hello test hello .*te.*hello 1b
test t*st 0b
test t(b|a)st 0b


def regSearch(string,pattern,flags=0):
    assert type(pattern) is str, 'pattern must be a string type'
    assert type(string) is str, 'string input is not of string type'
    res =,string,flags)
    if res:
        return ''

The below examples aim to search for a pattern in a string.  The string below is an example of a field which contains an ISIN number which are 2 alphabets followed by 9 digits and we aim to extract the ISIN number from this string.


//Alternative implementation in q
q)str (til totalCnt) +first str ss (raze alphabetCnt#enlist"[A-Z]"),(raze digitCnt#enlist "[0-9]")

Here are some simple examples of the regSearch function

String Pattern Result
An analysis of the anacondas antlers an\\w{1} ana
|2033|FR103789727|AT.X|20000| \\w{2}\\d{9} FR103789727
these tests are for testing test\\w+ tests
testing done for these test test\\w+ testing


The regFormat function would not be considered a regex functionality. However, it is an interesting function to be able to format the string into a form which can be used in conjunction with the regex functionalities.

def regFormat(string,pattern):
    if not type(pattern) is list: pattern=[pattern]
    return string.format(*pattern)

The below examples aim to add thousands separators to a number.



A table containing useful regexes and their underlying meaning is available here. The full documentation for the re module is available on the Python website.

The best way to effectively use these regexes is to practice more. The only way to get familiar with it is by repeatedly experimenting and using these functions ourselves!


This shows the augmented capabilities that Python can provide and synergistically interact with q to fully expand the capabilities of both languages when used together.

There are many use cases for regexes in many fields. An application of regex is in feature engineering and data processing for NLP. It could be used to search through a large dataset of emails and extract the sender, recipient and content of each one matching certain words and phrases. Specific applications of it are for detecting insider trading, collusion in market surveillance systems where data from emails are collected and scanned through to pick up any suspicious activities.
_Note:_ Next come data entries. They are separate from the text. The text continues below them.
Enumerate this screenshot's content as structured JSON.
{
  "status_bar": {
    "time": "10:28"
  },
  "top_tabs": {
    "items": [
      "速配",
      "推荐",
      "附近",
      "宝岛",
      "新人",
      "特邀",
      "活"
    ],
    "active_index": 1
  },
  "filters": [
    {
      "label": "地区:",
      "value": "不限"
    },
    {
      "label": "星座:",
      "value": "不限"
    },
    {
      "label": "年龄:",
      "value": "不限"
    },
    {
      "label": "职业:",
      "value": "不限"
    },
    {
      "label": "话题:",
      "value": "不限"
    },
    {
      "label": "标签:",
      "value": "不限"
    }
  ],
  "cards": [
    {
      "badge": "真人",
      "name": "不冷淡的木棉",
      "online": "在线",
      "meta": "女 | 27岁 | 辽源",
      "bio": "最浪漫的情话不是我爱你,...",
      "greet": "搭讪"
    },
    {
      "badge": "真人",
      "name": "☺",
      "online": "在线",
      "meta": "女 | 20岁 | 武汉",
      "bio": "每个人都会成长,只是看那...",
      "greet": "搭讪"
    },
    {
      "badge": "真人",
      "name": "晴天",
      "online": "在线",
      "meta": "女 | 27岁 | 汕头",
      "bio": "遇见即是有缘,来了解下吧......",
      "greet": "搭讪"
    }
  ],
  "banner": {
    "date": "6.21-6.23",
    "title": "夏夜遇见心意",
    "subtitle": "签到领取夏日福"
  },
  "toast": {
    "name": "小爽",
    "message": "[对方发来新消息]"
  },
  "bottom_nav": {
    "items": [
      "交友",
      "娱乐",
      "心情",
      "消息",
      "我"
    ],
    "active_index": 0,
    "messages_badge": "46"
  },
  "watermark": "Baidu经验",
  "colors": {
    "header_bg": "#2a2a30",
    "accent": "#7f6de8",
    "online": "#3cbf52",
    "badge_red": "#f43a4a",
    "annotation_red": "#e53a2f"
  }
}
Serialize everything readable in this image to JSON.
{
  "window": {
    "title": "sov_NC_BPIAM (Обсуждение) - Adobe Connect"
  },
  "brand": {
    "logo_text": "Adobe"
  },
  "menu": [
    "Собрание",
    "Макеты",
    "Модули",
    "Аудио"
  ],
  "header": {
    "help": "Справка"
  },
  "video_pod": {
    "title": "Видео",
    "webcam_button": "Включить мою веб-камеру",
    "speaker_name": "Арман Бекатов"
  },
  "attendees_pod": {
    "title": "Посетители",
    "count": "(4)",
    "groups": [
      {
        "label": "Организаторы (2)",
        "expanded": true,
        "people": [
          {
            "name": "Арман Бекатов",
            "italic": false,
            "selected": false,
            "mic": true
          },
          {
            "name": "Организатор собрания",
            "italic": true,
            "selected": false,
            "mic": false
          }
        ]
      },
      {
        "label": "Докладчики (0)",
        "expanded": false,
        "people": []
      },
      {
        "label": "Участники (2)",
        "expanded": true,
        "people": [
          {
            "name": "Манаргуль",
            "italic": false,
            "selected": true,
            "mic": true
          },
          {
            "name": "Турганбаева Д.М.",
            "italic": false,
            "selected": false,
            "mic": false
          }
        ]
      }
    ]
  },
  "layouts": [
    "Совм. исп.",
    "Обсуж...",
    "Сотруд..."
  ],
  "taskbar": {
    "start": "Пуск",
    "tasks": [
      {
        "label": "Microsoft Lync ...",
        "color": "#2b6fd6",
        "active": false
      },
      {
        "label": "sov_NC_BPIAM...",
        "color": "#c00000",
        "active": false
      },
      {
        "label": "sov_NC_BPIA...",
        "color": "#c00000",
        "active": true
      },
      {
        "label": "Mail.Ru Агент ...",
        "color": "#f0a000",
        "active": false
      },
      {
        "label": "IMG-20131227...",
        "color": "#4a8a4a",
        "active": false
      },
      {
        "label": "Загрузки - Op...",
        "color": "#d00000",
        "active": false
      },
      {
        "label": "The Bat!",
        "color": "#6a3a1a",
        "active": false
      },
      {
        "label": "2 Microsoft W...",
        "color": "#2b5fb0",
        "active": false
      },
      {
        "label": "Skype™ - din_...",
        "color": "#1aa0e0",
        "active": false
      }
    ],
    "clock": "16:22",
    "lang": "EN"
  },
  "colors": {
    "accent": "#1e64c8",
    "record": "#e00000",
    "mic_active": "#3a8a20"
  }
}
The custom Python script used in the above examples can be found on Github under the embedpy-regex repository.

Further Reads:

A comparison of Python and q for data analysis:

embedPy Github repo:

Kx NLP Libraries:

Alternative Regex Libraries: